The study, carried out by the University of the Witwatersrand in Johannesburg and not yet peer-reviewed, claims that the British vaccine offers "limited protection" against moderate forms of the disease caused by the South African variant in young adults.

"It is a temporary problem. We must suspend the Astrazeneca vaccines until we resolve [it]," Health Minister Zweli Mkhize said at an online press conference on Sunday.

According to initial results, the vaccine is only 22% effective against moderate forms of the virus. No results are yet available on its effectiveness against severe forms.

Lagging behind

Lagging behind in the global vaccine race, South Africa, officially the continent's worst-hit country with more than 1.5 million cases and over 46,000 deaths, received its first shipment of a million vaccines on Monday. Delivery of 500,000 additional doses is expected in February.

All are AstraZeneca/ Oxford vaccines produced by the Serum Institute of India and the first doses were intended to be given to the country's 1.2 million health workers.

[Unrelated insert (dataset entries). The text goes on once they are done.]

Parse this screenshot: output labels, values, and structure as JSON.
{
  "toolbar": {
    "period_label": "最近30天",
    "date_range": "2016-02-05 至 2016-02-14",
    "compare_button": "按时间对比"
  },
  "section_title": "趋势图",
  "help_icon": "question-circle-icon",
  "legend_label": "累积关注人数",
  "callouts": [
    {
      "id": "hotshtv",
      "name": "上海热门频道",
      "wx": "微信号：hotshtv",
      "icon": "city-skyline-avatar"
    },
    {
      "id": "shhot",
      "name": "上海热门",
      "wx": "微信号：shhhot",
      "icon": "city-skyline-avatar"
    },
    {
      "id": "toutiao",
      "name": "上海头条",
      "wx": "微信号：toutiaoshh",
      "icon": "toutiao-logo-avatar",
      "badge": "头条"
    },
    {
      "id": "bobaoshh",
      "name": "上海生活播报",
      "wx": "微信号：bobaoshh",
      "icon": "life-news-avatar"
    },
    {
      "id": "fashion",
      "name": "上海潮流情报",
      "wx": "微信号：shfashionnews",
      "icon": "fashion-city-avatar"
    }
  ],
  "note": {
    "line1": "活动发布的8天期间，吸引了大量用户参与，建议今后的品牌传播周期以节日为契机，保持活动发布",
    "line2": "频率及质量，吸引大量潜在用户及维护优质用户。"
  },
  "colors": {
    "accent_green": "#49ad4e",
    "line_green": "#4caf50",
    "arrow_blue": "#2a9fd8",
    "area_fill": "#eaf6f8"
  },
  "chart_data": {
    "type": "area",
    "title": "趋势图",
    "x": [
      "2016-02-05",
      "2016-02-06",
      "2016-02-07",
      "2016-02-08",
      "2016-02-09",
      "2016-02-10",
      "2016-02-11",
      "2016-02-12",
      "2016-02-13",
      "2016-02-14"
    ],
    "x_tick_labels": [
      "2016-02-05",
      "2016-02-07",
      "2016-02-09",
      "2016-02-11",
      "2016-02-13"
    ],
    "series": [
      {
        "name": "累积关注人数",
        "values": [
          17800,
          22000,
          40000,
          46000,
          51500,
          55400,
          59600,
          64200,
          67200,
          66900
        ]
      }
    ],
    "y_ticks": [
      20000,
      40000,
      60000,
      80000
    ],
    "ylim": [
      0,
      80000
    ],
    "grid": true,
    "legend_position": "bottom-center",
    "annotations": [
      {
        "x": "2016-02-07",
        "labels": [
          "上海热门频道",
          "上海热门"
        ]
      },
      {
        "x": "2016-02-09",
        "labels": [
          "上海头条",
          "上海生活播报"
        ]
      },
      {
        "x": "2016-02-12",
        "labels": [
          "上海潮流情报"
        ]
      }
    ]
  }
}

"In the next four weeks, we will have Johnson & Johnson and Pfizer vaccines", said Mkhize.

Discussions with other laboratories are also underway, in particular with Moderna and the Russian vaccine manufacturer of Sputnik V, he added.

The South African minister recently announced that he had reserved 20 million doses of the Pfizer/ BioNTech vaccines.